High-frequency and algorithmic trading have changed the playing field for low-latency data, leading to the creation of dedicated, high-performance infrastructures. But, warns Max, firms can’t afford to treat these in the same way as other data platforms, because while some principles still apply, firms must be more careful and flexible around contracts for high-speed data services.
In high-frequency, low-latency markets, you might be forgiven for thinking the old adage, “Marry in haste, repent at leisure” no longer applies. You’d be wrong. Data and trading are faster than ever, but that doesn’t mean any decision should be rushed, whether it be a decision to place a trade, or a decision to buy a new service.
While participants in Inside Market Data’s recent latency webcast extolled the benefits of achieving ultra-low latency market data delivery, they also warned that in some circumstances it can be better to sit out a period of unexpected activity—even if it means that capital goes unused for a period—that a trading algorithm may not be prepared for, or where price movements are not clear: better to not make money than to lose it by a mistake.
“The faster you know [when not to trade], the better you can manage your risk from that point of view,” says Alejandro Canete, head quant developer at Pan Alpha Trading. But to be in a position to make that choice, you must first have a low-latency infrastructure that lets you trade—or not—competitively. In many cases, this has resulted in firms building high-performance architectures that run separately from their legacy market data platforms.
“The guys with a single algo are measuring everything in nanoseconds, while the guys who manage strategies across multiple algos or maybe the risk around this … may be in the microsecond or low millisecond range. It’s the ecosystem of players who need their data in slightly different places,” says Barry Thompson, CTO of Tervela. “So you end up with a parallel market data plant … which people are dipping into for a different class of data.”

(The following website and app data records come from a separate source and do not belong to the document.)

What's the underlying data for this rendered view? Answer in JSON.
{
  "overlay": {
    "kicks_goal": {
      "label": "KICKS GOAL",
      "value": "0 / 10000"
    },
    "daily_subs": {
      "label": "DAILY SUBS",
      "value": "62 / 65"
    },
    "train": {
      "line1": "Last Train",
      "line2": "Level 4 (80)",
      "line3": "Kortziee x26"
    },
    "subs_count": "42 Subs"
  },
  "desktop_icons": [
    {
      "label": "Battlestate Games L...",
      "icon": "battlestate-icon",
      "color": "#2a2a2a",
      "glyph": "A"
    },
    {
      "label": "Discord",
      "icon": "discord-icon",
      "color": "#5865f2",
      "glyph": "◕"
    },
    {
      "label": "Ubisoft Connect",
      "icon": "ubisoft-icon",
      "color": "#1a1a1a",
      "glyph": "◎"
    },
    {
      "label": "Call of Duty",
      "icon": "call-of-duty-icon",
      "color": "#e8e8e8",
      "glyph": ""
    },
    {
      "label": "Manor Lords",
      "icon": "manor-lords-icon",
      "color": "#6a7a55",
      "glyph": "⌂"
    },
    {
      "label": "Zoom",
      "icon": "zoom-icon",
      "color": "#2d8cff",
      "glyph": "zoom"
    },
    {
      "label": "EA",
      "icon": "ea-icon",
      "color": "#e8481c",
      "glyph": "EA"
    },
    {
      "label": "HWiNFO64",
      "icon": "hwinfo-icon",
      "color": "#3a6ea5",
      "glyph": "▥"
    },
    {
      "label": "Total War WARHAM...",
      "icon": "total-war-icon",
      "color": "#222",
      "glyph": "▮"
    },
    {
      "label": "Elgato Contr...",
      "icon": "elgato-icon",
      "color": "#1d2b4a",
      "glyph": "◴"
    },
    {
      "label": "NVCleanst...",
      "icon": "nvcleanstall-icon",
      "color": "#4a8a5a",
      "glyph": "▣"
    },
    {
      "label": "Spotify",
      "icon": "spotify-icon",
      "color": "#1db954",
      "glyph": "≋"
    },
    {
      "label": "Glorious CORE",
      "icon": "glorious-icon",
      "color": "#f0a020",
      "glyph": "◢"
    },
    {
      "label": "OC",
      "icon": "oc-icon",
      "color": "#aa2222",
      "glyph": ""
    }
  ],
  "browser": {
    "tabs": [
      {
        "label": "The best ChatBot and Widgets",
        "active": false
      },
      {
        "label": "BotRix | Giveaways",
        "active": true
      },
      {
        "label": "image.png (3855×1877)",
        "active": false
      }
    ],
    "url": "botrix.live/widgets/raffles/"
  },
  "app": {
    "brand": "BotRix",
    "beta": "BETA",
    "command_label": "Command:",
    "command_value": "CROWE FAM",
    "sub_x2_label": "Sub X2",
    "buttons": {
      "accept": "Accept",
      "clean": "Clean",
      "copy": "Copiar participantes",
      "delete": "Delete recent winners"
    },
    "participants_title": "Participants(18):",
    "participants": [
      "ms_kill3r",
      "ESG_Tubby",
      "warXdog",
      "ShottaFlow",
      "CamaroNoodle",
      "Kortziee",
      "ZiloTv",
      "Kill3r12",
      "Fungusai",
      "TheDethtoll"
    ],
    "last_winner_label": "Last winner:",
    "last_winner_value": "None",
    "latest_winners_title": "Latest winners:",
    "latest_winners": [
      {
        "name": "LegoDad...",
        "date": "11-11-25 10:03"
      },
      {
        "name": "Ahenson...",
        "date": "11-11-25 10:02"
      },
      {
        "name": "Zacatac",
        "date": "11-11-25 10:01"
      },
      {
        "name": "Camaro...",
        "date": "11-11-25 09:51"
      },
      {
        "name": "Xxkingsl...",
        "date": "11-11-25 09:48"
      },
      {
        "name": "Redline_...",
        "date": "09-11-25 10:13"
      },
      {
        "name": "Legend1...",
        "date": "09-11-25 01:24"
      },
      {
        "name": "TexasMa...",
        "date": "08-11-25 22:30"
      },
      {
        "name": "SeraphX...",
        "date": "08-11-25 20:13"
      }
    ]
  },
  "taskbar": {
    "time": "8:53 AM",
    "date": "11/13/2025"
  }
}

This doesn’t mean that firms should treat their low-latency content and data architectures differently. In fact, they should pay extra careful attention when dealing with the new paradigms of low latency, as administrative errors—just like bad trades—can be accelerated in high-performance infrastructures. Say, for example, you accidentally allow 10 traders access to data that they aren’t authorized to view. You could expect a big penalty fee from the aggrieved exchange, with charges back-dated to when your lapse in control began. Now, say you allow 10 algorithms access to the same data: The amount of trading an algorithm can perform compared to a human trader—and hence, the value it derives from the data—is multiplied, so an entitlements error in your low-latency architecture could be far more costly than one relating to the infrastructure that serves the rest of your business. Plus, these per-application fees are typically much higher than ordinary per-user fees to begin with.
This requires comprehensive understanding of exchange policies on data usage—which has prompted the creation of databases such as The Exchange Guide (now owned by data technology vendor B2N) and Ballintrae’s Exchange Rules and Regulations Database—to ensure compliance with the rules governing their data.
However, firms must also change the way they approach data in a low-latency world, and contracts must adapt to reflect this, says Paul Hinton, commercial technology partner at London-based law firm Kemp Little LLP. Not only must contracts reflect the demands of a low-latency environment where a small delay can be as critical as an outright system failure, meaning that service-level agreements must be more granular and adhere strictly to specified performance levels; they should also take into account that firms need to be more agile, and that contracts must be more flexible to accommodate this. For example, Hinton says, firms must be free to cancel a service in favor of a faster one as vendors compete over performance, or to run competing vendors alongside each other and adopt a “pay-as-you-go” model, depending on which is faster—and hence, which the firm uses on a particular day.
Low latency is about being able to make the right decisions quickly on the most timely data. Without the “right decisions,” you’re making bad decisions, faster. And a low-latency infrastructure without the right policies and administration frameworks in place is like a dog chasing its tail—endlessly expending resources to chase something unattainable. It can go as fast as it likes, but it’ll never catch it.